### Brief
Whenever a line in the material below includes "email", copy that line.

### Record set

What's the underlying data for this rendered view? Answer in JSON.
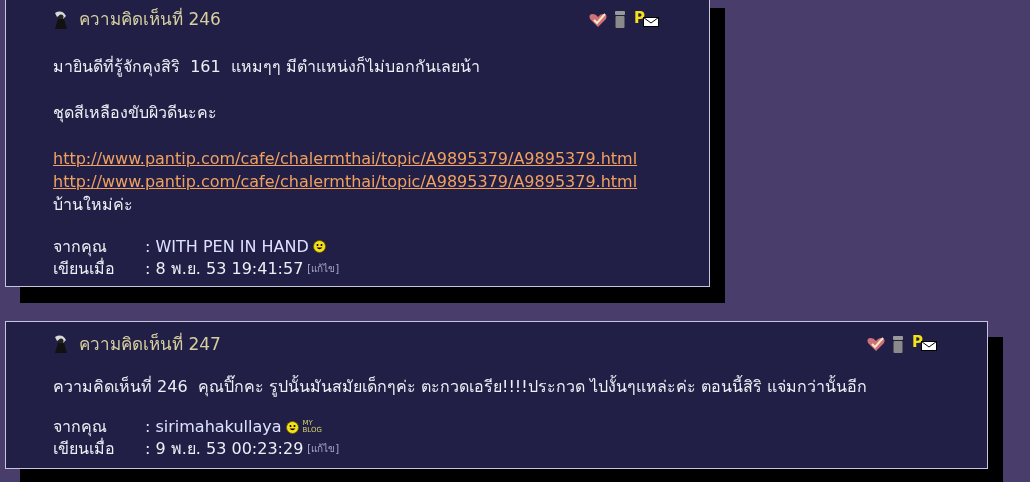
{
  "comments": [
    {
      "title": "ความคิดเห็นที่ 246",
      "pm_label": "P",
      "body": [
        {
          "kind": "text",
          "text": "มายินดีที่รู้จักคุงสิริ  161  แหมๆๆ มีตำแหน่งก็ไม่บอกกันเลยน้า"
        },
        {
          "kind": "gap"
        },
        {
          "kind": "text",
          "text": "ชุดสีเหลืองขับผิวดีนะคะ"
        },
        {
          "kind": "gap"
        },
        {
          "kind": "link",
          "text": "http://www.pantip.com/cafe/chalermthai/topic/A9895379/A9895379.html"
        },
        {
          "kind": "link",
          "text": "http://www.pantip.com/cafe/chalermthai/topic/A9895379/A9895379.html"
        },
        {
          "kind": "text",
          "text": "บ้านใหม่ค่ะ"
        }
      ],
      "from_label": "จากคุณ",
      "author": ": WITH PEN IN HAND",
      "date_label": "เขียนเมื่อ",
      "date": ": 8 พ.ย. 53 19:41:57",
      "edit": "[แก้ไข]"
    },
    {
      "title": "ความคิดเห็นที่ 247",
      "pm_label": "P",
      "body": [
        {
          "kind": "text",
          "text": "ความคิดเห็นที่ 246  คุณปิ๊กคะ รูปนั้นมันสมัยเด็กๆค่ะ ตะกวดเอรีย!!!!ประกวด ไปงั้นๆแหล่ะค่ะ ตอนนี้สิริ แจ่มกว่านั้นอีก"
        }
      ],
      "from_label": "จากคุณ",
      "author": ": sirimahakullaya",
      "blog_badge": "MY BLOG",
      "date_label": "เขียนเมื่อ",
      "date": ": 9 พ.ย. 53 00:23:29",
      "edit": "[แก้ไข]"
    }
  ]
}
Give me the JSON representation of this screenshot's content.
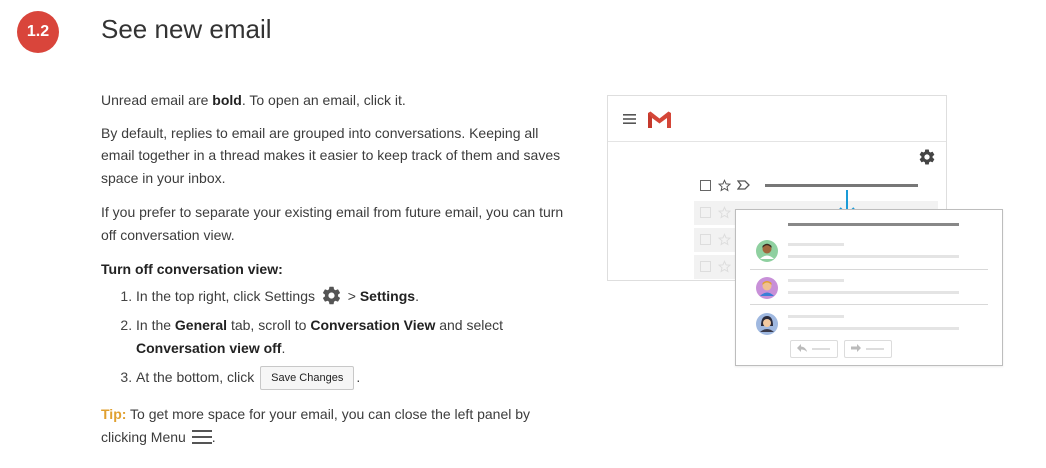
{
  "step": {
    "number": "1.2"
  },
  "page": {
    "title": "See new email"
  },
  "intro": {
    "text_before": "Unread email are ",
    "bold_word": "bold",
    "text_after": ". To open an email, click it."
  },
  "paragraphs": [
    "By default, replies to email are grouped into conversations. Keeping all email together in a thread makes it easier to keep track of them and saves space in your inbox.",
    "If you prefer to separate your existing email from future email, you can turn off conversation view."
  ],
  "instructions": {
    "heading": "Turn off conversation view:",
    "step1": {
      "text_before": "In the top right, click Settings",
      "separator": " > ",
      "settings_label": "Settings",
      "end": "."
    },
    "step2": {
      "text1": "In the ",
      "general": "General",
      "text2": " tab, scroll to ",
      "conversation_view": "Conversation View",
      "text3": " and select ",
      "conversation_view_off": "Conversation view off",
      "end": "."
    },
    "step3": {
      "text_before": "At the bottom, click ",
      "button_label": "Save Changes",
      "end": "."
    }
  },
  "tip": {
    "label": "Tip:",
    "text": " To get more space for your email, you can close the left panel by clicking Menu",
    "end": "."
  },
  "illustration": {
    "icons": [
      "menu-icon",
      "gmail-logo",
      "gear-icon",
      "checkbox-icon",
      "star-icon",
      "important-icon",
      "arrow-down-icon",
      "avatar",
      "reply-icon",
      "forward-icon"
    ],
    "colors": {
      "accent_red": "#d9453b",
      "arrow_blue": "#1a9bd7",
      "tip_yellow": "#e0a030"
    }
  }
}
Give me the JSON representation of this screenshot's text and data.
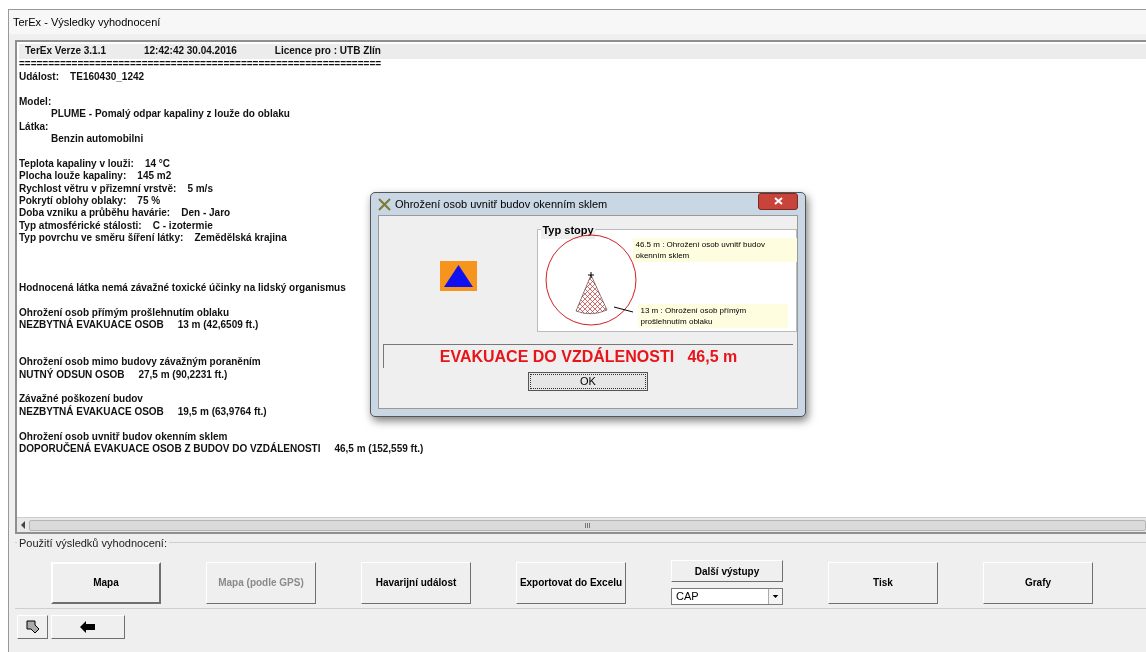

### Written response
    "title": "See new email"
    "text_before": "Unread email are ",
    "text_after": ". To open an email, click it."
    "By default, replies to email are grouped into conversations. Keeping all email together in a thread makes it easier to keep track of them and saves space in your inbox.",
    "If you prefer to separate your existing email from future email, you can turn off conversation view."
    "text": " To get more space for your email, you can close the left panel by clicking Menu",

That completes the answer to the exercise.